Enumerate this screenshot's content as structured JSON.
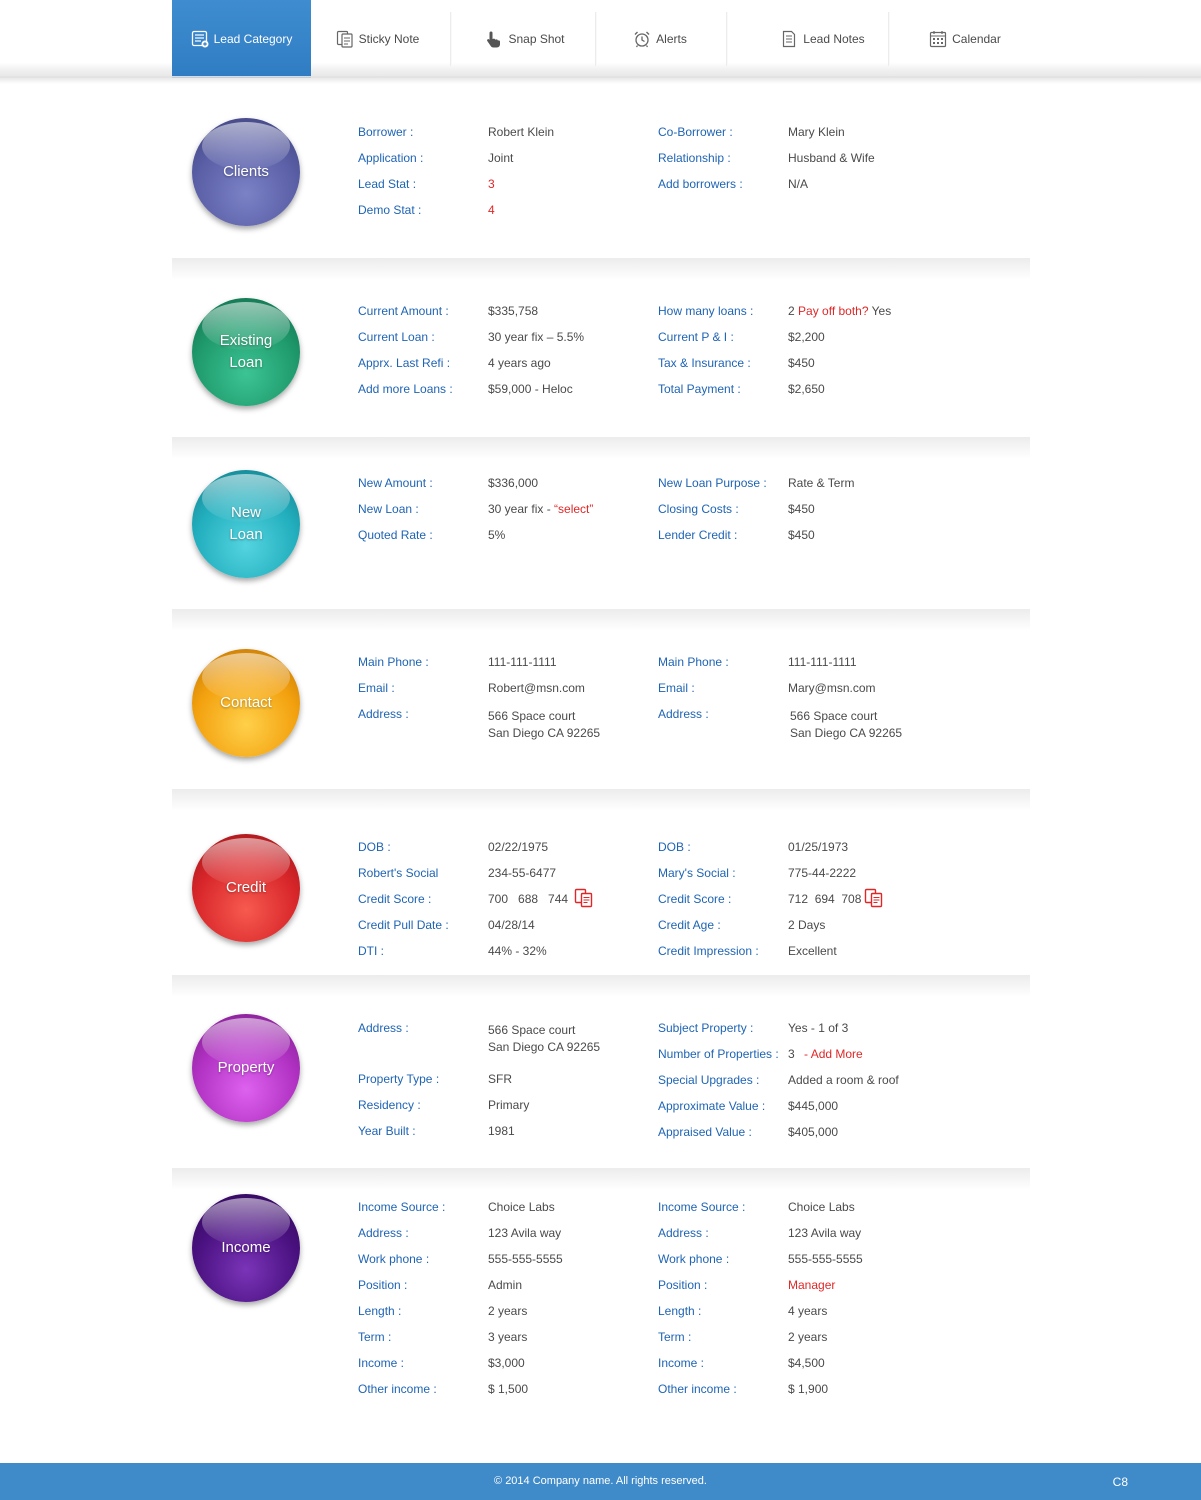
{
  "nav": {
    "tabs": [
      {
        "label": "Lead Category",
        "icon": "list-icon"
      },
      {
        "label": "Sticky Note",
        "icon": "notes-icon"
      },
      {
        "label": "Snap Shot",
        "icon": "pointer-icon"
      },
      {
        "label": "Alerts",
        "icon": "alarm-clock-icon"
      },
      {
        "label": "Lead Notes",
        "icon": "document-icon"
      },
      {
        "label": "Calendar",
        "icon": "calendar-icon"
      }
    ]
  },
  "sections": {
    "clients": {
      "title": "Clients",
      "left": [
        {
          "label": "Borrower :",
          "value": "Robert Klein"
        },
        {
          "label": "Application :",
          "value": "Joint"
        },
        {
          "label": "Lead Stat :",
          "value": "3"
        },
        {
          "label": "Demo Stat :",
          "value": "4"
        }
      ],
      "right": [
        {
          "label": "Co-Borrower :",
          "value": "Mary Klein"
        },
        {
          "label": "Relationship :",
          "value": "Husband & Wife"
        },
        {
          "label": "Add borrowers :",
          "value": "N/A"
        }
      ]
    },
    "existing_loan": {
      "title": "Existing\nLoan",
      "left": [
        {
          "label": "Current Amount :",
          "value": "$335,758"
        },
        {
          "label": "Current Loan :",
          "value": "30 year fix – 5.5%"
        },
        {
          "label": "Apprx. Last Refi :",
          "value": "4 years ago"
        },
        {
          "label": "Add more Loans :",
          "value": "$59,000 - Heloc"
        }
      ],
      "right": [
        {
          "label": "How many loans :",
          "value": "2",
          "value_red": "Pay off both?",
          "value_tail": "Yes"
        },
        {
          "label": "Current P & I :",
          "value": "$2,200"
        },
        {
          "label": "Tax & Insurance :",
          "value": "$450"
        },
        {
          "label": "Total Payment :",
          "value": "$2,650"
        }
      ]
    },
    "new_loan": {
      "title": "New\nLoan",
      "left": [
        {
          "label": "New Amount :",
          "value": "$336,000"
        },
        {
          "label": "New Loan :",
          "value": "30 year fix -",
          "value_red": "“select”"
        },
        {
          "label": "Quoted Rate :",
          "value": "5%"
        }
      ],
      "right": [
        {
          "label": "New Loan Purpose :",
          "value": "Rate & Term"
        },
        {
          "label": "Closing Costs :",
          "value": "$450"
        },
        {
          "label": "Lender Credit :",
          "value": "$450"
        }
      ]
    },
    "contact": {
      "title": "Contact",
      "left": [
        {
          "label": "Main Phone :",
          "value": "111-111-1111"
        },
        {
          "label": "Email :",
          "value": "Robert@msn.com"
        },
        {
          "label": "Address :",
          "value": "566 Space court",
          "value2": "San Diego CA 92265"
        }
      ],
      "right": [
        {
          "label": "Main Phone :",
          "value": "111-111-1111"
        },
        {
          "label": "Email :",
          "value": "Mary@msn.com"
        },
        {
          "label": "Address :",
          "value": "566 Space court",
          "value2": "San Diego CA 92265"
        }
      ]
    },
    "credit": {
      "title": "Credit",
      "left": [
        {
          "label": "DOB :",
          "value": "02/22/1975"
        },
        {
          "label": "Robert's Social",
          "value": "234-55-6477"
        },
        {
          "label": "Credit Score :",
          "value": "700   688   744"
        },
        {
          "label": "Credit Pull Date :",
          "value": "04/28/14"
        },
        {
          "label": "DTI :",
          "value": "44% - 32%"
        }
      ],
      "right": [
        {
          "label": "DOB :",
          "value": "01/25/1973"
        },
        {
          "label": "Mary's Social :",
          "value": "775-44-2222"
        },
        {
          "label": "Credit Score :",
          "value": "712  694  708"
        },
        {
          "label": "Credit Age :",
          "value": "2 Days"
        },
        {
          "label": "Credit Impression :",
          "value": "Excellent"
        }
      ]
    },
    "property": {
      "title": "Property",
      "left": [
        {
          "label": "Address :",
          "value": "566 Space court",
          "value2": "San Diego CA 92265"
        },
        {
          "label": "Property Type :",
          "value": "SFR"
        },
        {
          "label": "Residency :",
          "value": "Primary"
        },
        {
          "label": "Year Built :",
          "value": "1981"
        }
      ],
      "right": [
        {
          "label": "Subject Property :",
          "value": "Yes - 1 of 3"
        },
        {
          "label": "Number of Properties :",
          "value": "3",
          "value_red": "- Add More"
        },
        {
          "label": "Special Upgrades :",
          "value": "Added a room & roof"
        },
        {
          "label": "Approximate Value :",
          "value": "$445,000"
        },
        {
          "label": "Appraised Value :",
          "value": "$405,000"
        }
      ]
    },
    "income": {
      "title": "Income",
      "left": [
        {
          "label": "Income Source :",
          "value": "Choice Labs"
        },
        {
          "label": "Address :",
          "value": "123 Avila way"
        },
        {
          "label": "Work phone :",
          "value": "555-555-5555"
        },
        {
          "label": "Position :",
          "value": "Admin"
        },
        {
          "label": "Length :",
          "value": "2 years"
        },
        {
          "label": "Term :",
          "value": "3 years"
        },
        {
          "label": "Income :",
          "value": "$3,000"
        },
        {
          "label": "Other income :",
          "value": "$ 1,500"
        }
      ],
      "right": [
        {
          "label": "Income Source :",
          "value": "Choice Labs"
        },
        {
          "label": "Address :",
          "value": "123 Avila way"
        },
        {
          "label": "Work phone :",
          "value": "555-555-5555"
        },
        {
          "label": "Position :",
          "value_red": "Manager"
        },
        {
          "label": "Length :",
          "value": "4 years"
        },
        {
          "label": "Term :",
          "value": "2 years"
        },
        {
          "label": "Income :",
          "value": "$4,500"
        },
        {
          "label": "Other income :",
          "value": "$ 1,900"
        }
      ]
    }
  },
  "footer": {
    "copyright": "© 2014 Company name. All rights reserved.",
    "code": "C8"
  },
  "colors": {
    "accent": "#3a88c9",
    "label": "#1e64b4",
    "highlight": "#e02727",
    "clients_orb": "#5a5fa6",
    "existing_loan_orb": "#1f9a6c",
    "new_loan_orb": "#22aebd",
    "contact_orb": "#f3a10e",
    "credit_orb": "#d8262a",
    "property_orb": "#b031c2",
    "income_orb": "#4a1180"
  }
}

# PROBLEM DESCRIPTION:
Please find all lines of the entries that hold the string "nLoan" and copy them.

# RESPONSE AREA:
      "title": "Existing\nLoan",
      "title": "New\nLoan",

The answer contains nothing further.